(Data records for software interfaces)
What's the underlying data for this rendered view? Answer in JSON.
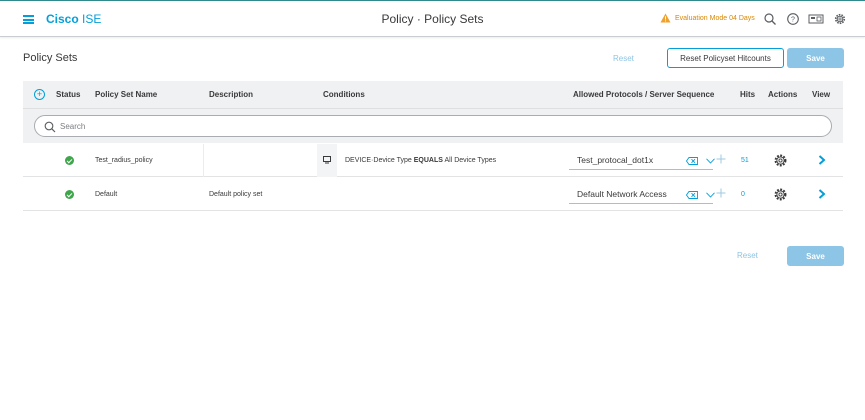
{
  "header": {
    "brand_bold": "Cisco",
    "brand_light": "ISE",
    "page_title": "Policy · Policy Sets",
    "evaluation_text": "Evaluation Mode 04 Days",
    "icons": [
      "menu-icon",
      "warning-icon",
      "search-icon",
      "help-icon",
      "dashboard-icon",
      "settings-icon"
    ]
  },
  "section": {
    "title": "Policy Sets",
    "reset_label": "Reset",
    "reset_hitcounts_label": "Reset Policyset Hitcounts",
    "save_label": "Save"
  },
  "table": {
    "columns": {
      "status": "Status",
      "name": "Policy Set Name",
      "description": "Description",
      "conditions": "Conditions",
      "protocols": "Allowed Protocols / Server Sequence",
      "hits": "Hits",
      "actions": "Actions",
      "view": "View"
    },
    "search_placeholder": "Search",
    "rows": [
      {
        "status": "enabled",
        "name": "Test_radius_policy",
        "description": "",
        "condition_attr": "DEVICE·Device Type",
        "condition_op": "EQUALS",
        "condition_value": "All Device Types",
        "protocol": "Test_protocal_dot1x",
        "hits": "51"
      },
      {
        "status": "enabled",
        "name": "Default",
        "description": "Default policy set",
        "condition_attr": "",
        "condition_op": "",
        "condition_value": "",
        "protocol": "Default Network Access",
        "hits": "0"
      }
    ]
  },
  "footer": {
    "reset_label": "Reset",
    "save_label": "Save"
  },
  "colors": {
    "accent": "#049fd9",
    "save_bg": "#8cc5e6",
    "status_ok": "#3fa64b",
    "warning": "#d98600"
  }
}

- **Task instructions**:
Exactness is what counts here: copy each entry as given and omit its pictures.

- **Task response**:
What's the underlying data for this rendered view? Answer in JSON.
{
  "header": {
    "brand_bold": "Cisco",
    "brand_light": "ISE",
    "page_title": "Policy · Policy Sets",
    "evaluation_text": "Evaluation Mode 04 Days",
    "icons": [
      "menu-icon",
      "warning-icon",
      "search-icon",
      "help-icon",
      "dashboard-icon",
      "settings-icon"
    ]
  },
  "section": {
    "title": "Policy Sets",
    "reset_label": "Reset",
    "reset_hitcounts_label": "Reset Policyset Hitcounts",
    "save_label": "Save"
  },
  "table": {
    "columns": {
      "status": "Status",
      "name": "Policy Set Name",
      "description": "Description",
      "conditions": "Conditions",
      "protocols": "Allowed Protocols / Server Sequence",
      "hits": "Hits",
      "actions": "Actions",
      "view": "View"
    },
    "search_placeholder": "Search",
    "rows": [
      {
        "status": "enabled",
        "name": "Test_radius_policy",
        "description": "",
        "condition_attr": "DEVICE·Device Type",
        "condition_op": "EQUALS",
        "condition_value": "All Device Types",
        "protocol": "Test_protocal_dot1x",
        "hits": "51"
      },
      {
        "status": "enabled",
        "name": "Default",
        "description": "Default policy set",
        "condition_attr": "",
        "condition_op": "",
        "condition_value": "",
        "protocol": "Default Network Access",
        "hits": "0"
      }
    ]
  },
  "footer": {
    "reset_label": "Reset",
    "save_label": "Save"
  },
  "colors": {
    "accent": "#049fd9",
    "save_bg": "#8cc5e6",
    "status_ok": "#3fa64b",
    "warning": "#d98600"
  }
}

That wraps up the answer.